Understandably, Jackson looked like he aged a thousand years as he reflected on the difficulties of trying to wrangle this class in: "The fantasy is really cool. And we like the fantasy. We also think that it feels really awesome that you have access to more weapons and you get a little more Legendary power flexibility and things like that."

"Minion necromancer should feel crazy good."

Adam Jackson, lead class designer

The answer to this problem, he explained, could be "something really kind of lame," like only activating Legendary powers for weapons the barbarian is actively swinging or changing how they work for barbarians only.

"Rather than do that," he said, "what we're thinking right now on the team is we're trying to juice up the other classes, in their mechanics and other things, to keep up with that, and now the classes have parity that way."

Jackson implied it'll be an ongoing process over the next major balance patches, but pointed to necromancers as the first class in line. In season 4, their undead minions will be more powerful than ever before. Your bone mages can cast your Bone Spear skill—which gains every bonus your character would get for using it—and the golem can call down a hail of Bone Spikes on enemies.
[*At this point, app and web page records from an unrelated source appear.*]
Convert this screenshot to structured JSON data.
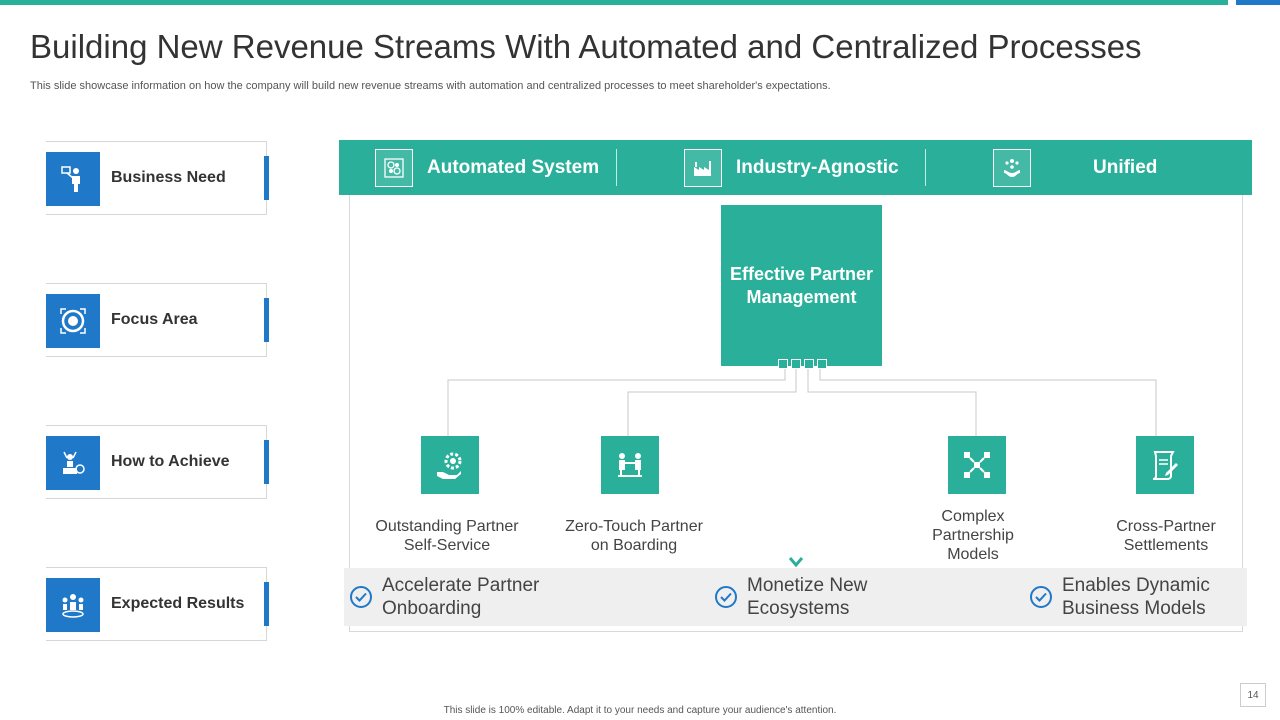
{
  "slide": {
    "title": "Building New Revenue Streams With Automated and Centralized Processes",
    "subtitle": "This slide showcase information on how the company will build new revenue streams with automation and centralized processes to meet shareholder's expectations.",
    "footer": "This slide is 100% editable. Adapt it to your needs and capture your audience's attention.",
    "page_number": "14",
    "colors": {
      "teal": "#2ab09a",
      "blue": "#1f78c8"
    }
  },
  "sidebar": {
    "cards": [
      {
        "label": "Business Need",
        "icon": "presenter-icon"
      },
      {
        "label": "Focus Area",
        "icon": "focus-target-icon"
      },
      {
        "label": "How to Achieve",
        "icon": "achievement-icon"
      },
      {
        "label": "Expected Results",
        "icon": "team-growth-icon"
      }
    ]
  },
  "diagram": {
    "header": [
      {
        "label": "Automated System",
        "icon": "automation-icon"
      },
      {
        "label": "Industry-Agnostic",
        "icon": "factory-icon"
      },
      {
        "label": "Unified",
        "icon": "network-hand-icon"
      }
    ],
    "center": "Effective Partner Management",
    "nodes": [
      {
        "label": "Outstanding Partner Self-Service",
        "icon": "service-gear-icon"
      },
      {
        "label": "Zero-Touch Partner on Boarding",
        "icon": "handshake-icon"
      },
      {
        "label": "Complex Partnership Models",
        "icon": "connection-icon"
      },
      {
        "label": "Cross-Partner Settlements",
        "icon": "document-sign-icon"
      }
    ],
    "results": [
      {
        "label": "Accelerate Partner Onboarding"
      },
      {
        "label": "Monetize New Ecosystems"
      },
      {
        "label": "Enables Dynamic Business Models"
      }
    ]
  }
}
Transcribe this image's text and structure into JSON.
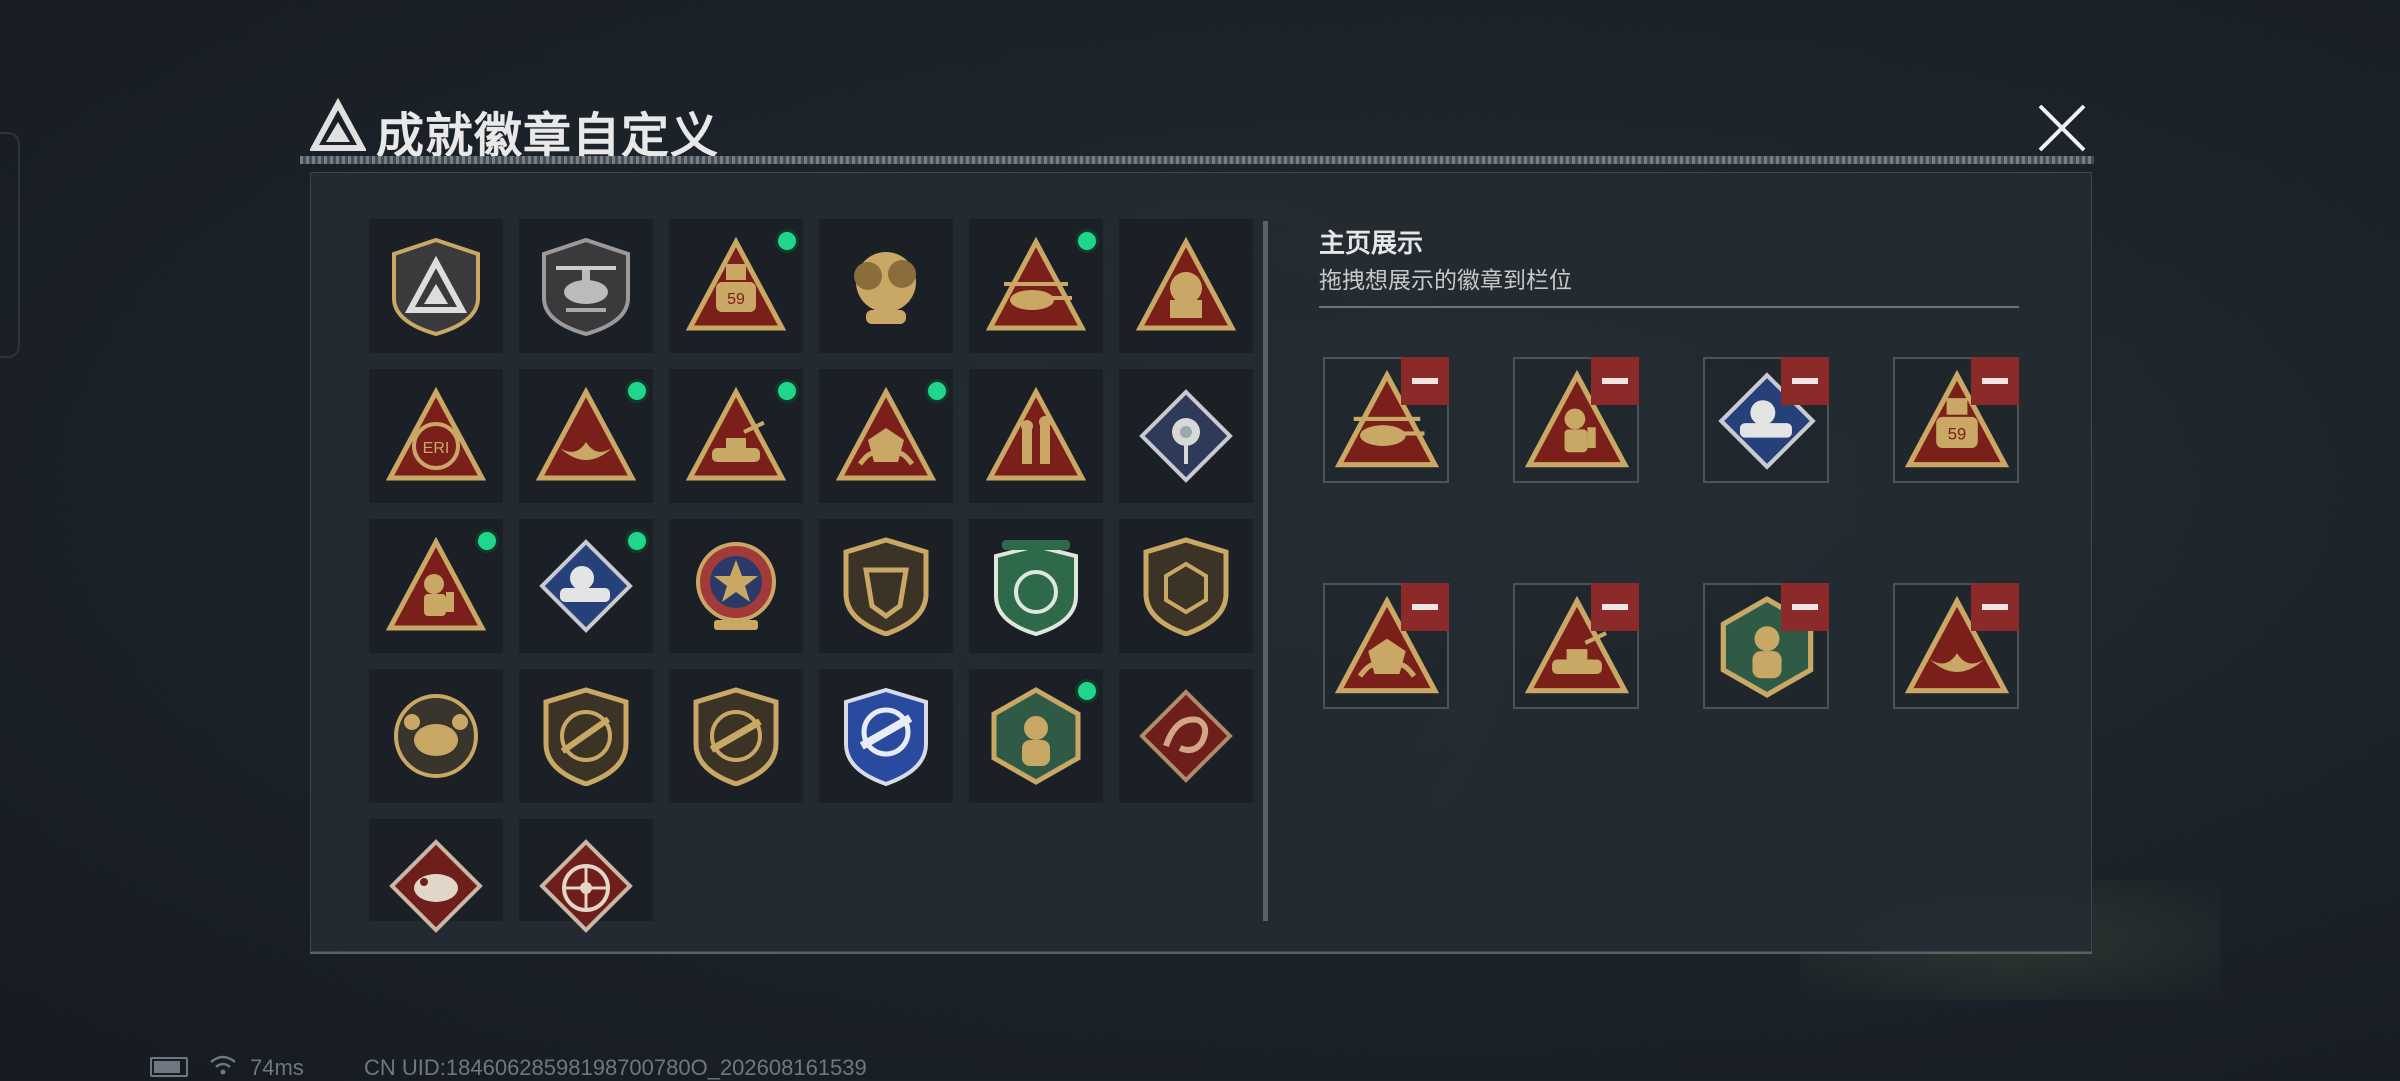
{
  "title": "成就徽章自定义",
  "right_panel": {
    "title": "主页展示",
    "subtitle": "拖拽想展示的徽章到栏位"
  },
  "badges": [
    {
      "icon": "delta-shield-badge",
      "new": false
    },
    {
      "icon": "helicopter-shield-badge",
      "new": false
    },
    {
      "icon": "operator-59-badge",
      "new": true
    },
    {
      "icon": "explosion-badge",
      "new": false
    },
    {
      "icon": "helicopter-badge",
      "new": true
    },
    {
      "icon": "pilot-helmet-badge",
      "new": false
    },
    {
      "icon": "globe-eri-badge",
      "new": false
    },
    {
      "icon": "hands-badge",
      "new": true
    },
    {
      "icon": "tank-badge",
      "new": true
    },
    {
      "icon": "dice-badge",
      "new": true
    },
    {
      "icon": "soldiers-badge",
      "new": false
    },
    {
      "icon": "rose-badge",
      "new": false
    },
    {
      "icon": "diver-badge",
      "new": true
    },
    {
      "icon": "blue-tank-badge",
      "new": true
    },
    {
      "icon": "star-medal-badge",
      "new": false
    },
    {
      "icon": "shield-emblem-badge",
      "new": false
    },
    {
      "icon": "green-shield-badge",
      "new": false
    },
    {
      "icon": "dice-shield-badge",
      "new": false
    },
    {
      "icon": "crab-badge",
      "new": false
    },
    {
      "icon": "rifle-shield-badge",
      "new": false
    },
    {
      "icon": "smg-shield-badge",
      "new": false
    },
    {
      "icon": "blue-crest-badge",
      "new": false
    },
    {
      "icon": "green-hex-badge",
      "new": true
    },
    {
      "icon": "dragon-badge",
      "new": false
    },
    {
      "icon": "komodo-badge",
      "new": false
    },
    {
      "icon": "wheel-badge",
      "new": false
    }
  ],
  "display_slots": [
    {
      "icon": "helicopter-badge"
    },
    {
      "icon": "diver-badge"
    },
    {
      "icon": "blue-tank-badge"
    },
    {
      "icon": "operator-59-badge"
    },
    {
      "icon": "dice-badge"
    },
    {
      "icon": "tank-badge"
    },
    {
      "icon": "green-hex-badge"
    },
    {
      "icon": "hands-badge"
    }
  ],
  "status_bar": {
    "ping": "74ms",
    "uid": "CN UID:18460628598198700780O_202608161539"
  }
}
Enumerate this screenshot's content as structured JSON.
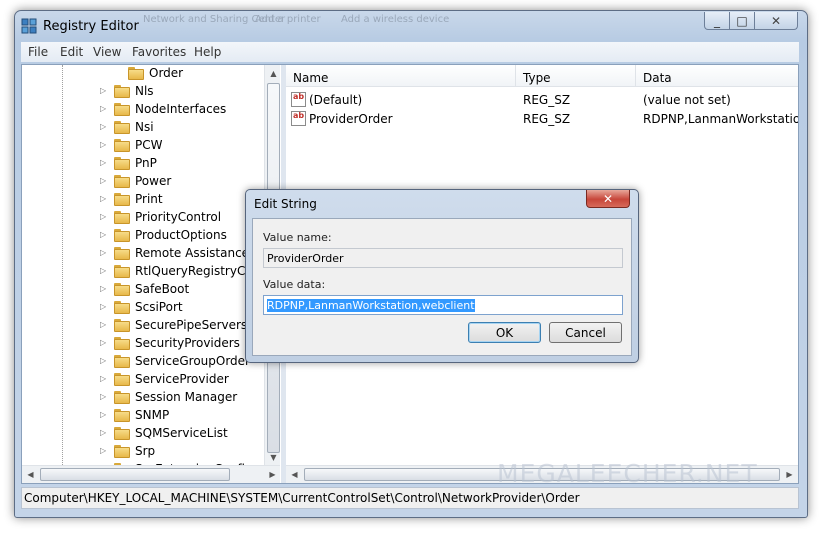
{
  "window": {
    "title": "Registry Editor",
    "background_ghost_text": [
      "Network and Sharing Center",
      "Add a printer",
      "Add a wireless device"
    ],
    "minimize_glyph": "_",
    "maximize_glyph": "□",
    "close_glyph": "✕"
  },
  "menu": [
    "File",
    "Edit",
    "View",
    "Favorites",
    "Help"
  ],
  "tree": {
    "selected": "Order",
    "items": [
      "Nls",
      "NodeInterfaces",
      "Nsi",
      "PCW",
      "PnP",
      "Power",
      "Print",
      "PriorityControl",
      "ProductOptions",
      "Remote Assistance",
      "RtlQueryRegistryConfi",
      "SafeBoot",
      "ScsiPort",
      "SecurePipeServers",
      "SecurityProviders",
      "ServiceGroupOrder",
      "ServiceProvider",
      "Session Manager",
      "SNMP",
      "SQMServiceList",
      "Srp",
      "SrpExtensionConfig"
    ]
  },
  "list": {
    "columns": [
      "Name",
      "Type",
      "Data"
    ],
    "rows": [
      {
        "name": "(Default)",
        "type": "REG_SZ",
        "data": "(value not set)"
      },
      {
        "name": "ProviderOrder",
        "type": "REG_SZ",
        "data": "RDPNP,LanmanWorkstation,webclient"
      }
    ]
  },
  "status": "Computer\\HKEY_LOCAL_MACHINE\\SYSTEM\\CurrentControlSet\\Control\\NetworkProvider\\Order",
  "watermark": "MEGALEECHER.NET",
  "dialog": {
    "title": "Edit String",
    "close_glyph": "✕",
    "value_name_label": "Value name:",
    "value_name": "ProviderOrder",
    "value_data_label": "Value data:",
    "value_data": "RDPNP,LanmanWorkstation,webclient",
    "ok": "OK",
    "cancel": "Cancel"
  },
  "scroll": {
    "up": "▲",
    "down": "▼",
    "left": "◀",
    "right": "▶"
  },
  "colors": {
    "selection": "#3399ff",
    "close_button": "#c7463a",
    "folder": "#e7b84a"
  }
}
On the early playtest server, or PTR, last month, necromancer minions were strong enough to nearly one-shot Uber Lilith all on their own—which Jackson said isn't far off from where they'll be when the season launches next month. "That's important to us; minion necromancer should feel crazy good."

To get there, Blizzard had to apply what Jackson refers to as "the rule of cool." 

"If you can't tell why it's awesome, like if we only increase damage numbers or something, that's not enough for something like a class mechanic," he said. "We want to make sure these things feel different and awesome and cool.

"We added these things [to the necromancer] because we wanted to measure up to that cool factor that the barbarian has. Having weapons is something you can see and you're always engaging with in your inventory. And that's kind of what we're trying to hit for the classes, like these mechanics and things that they get in their powers feel very unique and the fantasy is there, and also is impactful. So you can look forward to more of that in the future."

Sorry, barbarians, it sounds like you won't be the only class blasting through season 4's toughest dungeons when it launches on May 14. It's the necromancers' time to shine.

Associate Editor

Tyler has covered games, games culture, and hardware for over a decade before joining PC Gamer as Associate Editor. He's done in-depth reporting on communities and games as well as criticism for sites like Polygon, Wired, and Waypoint. He's interested in the weird and the fascinating when it comes to games, spending time probing for stories and talking to the people involved. Tyler loves sinking into games like Final Fantasy 14, Overwatch, and Dark Souls to see what makes them tick and pluck out the parts worth talking about. His goal is to talk about games the way they are: broken, beautiful, and bizarre.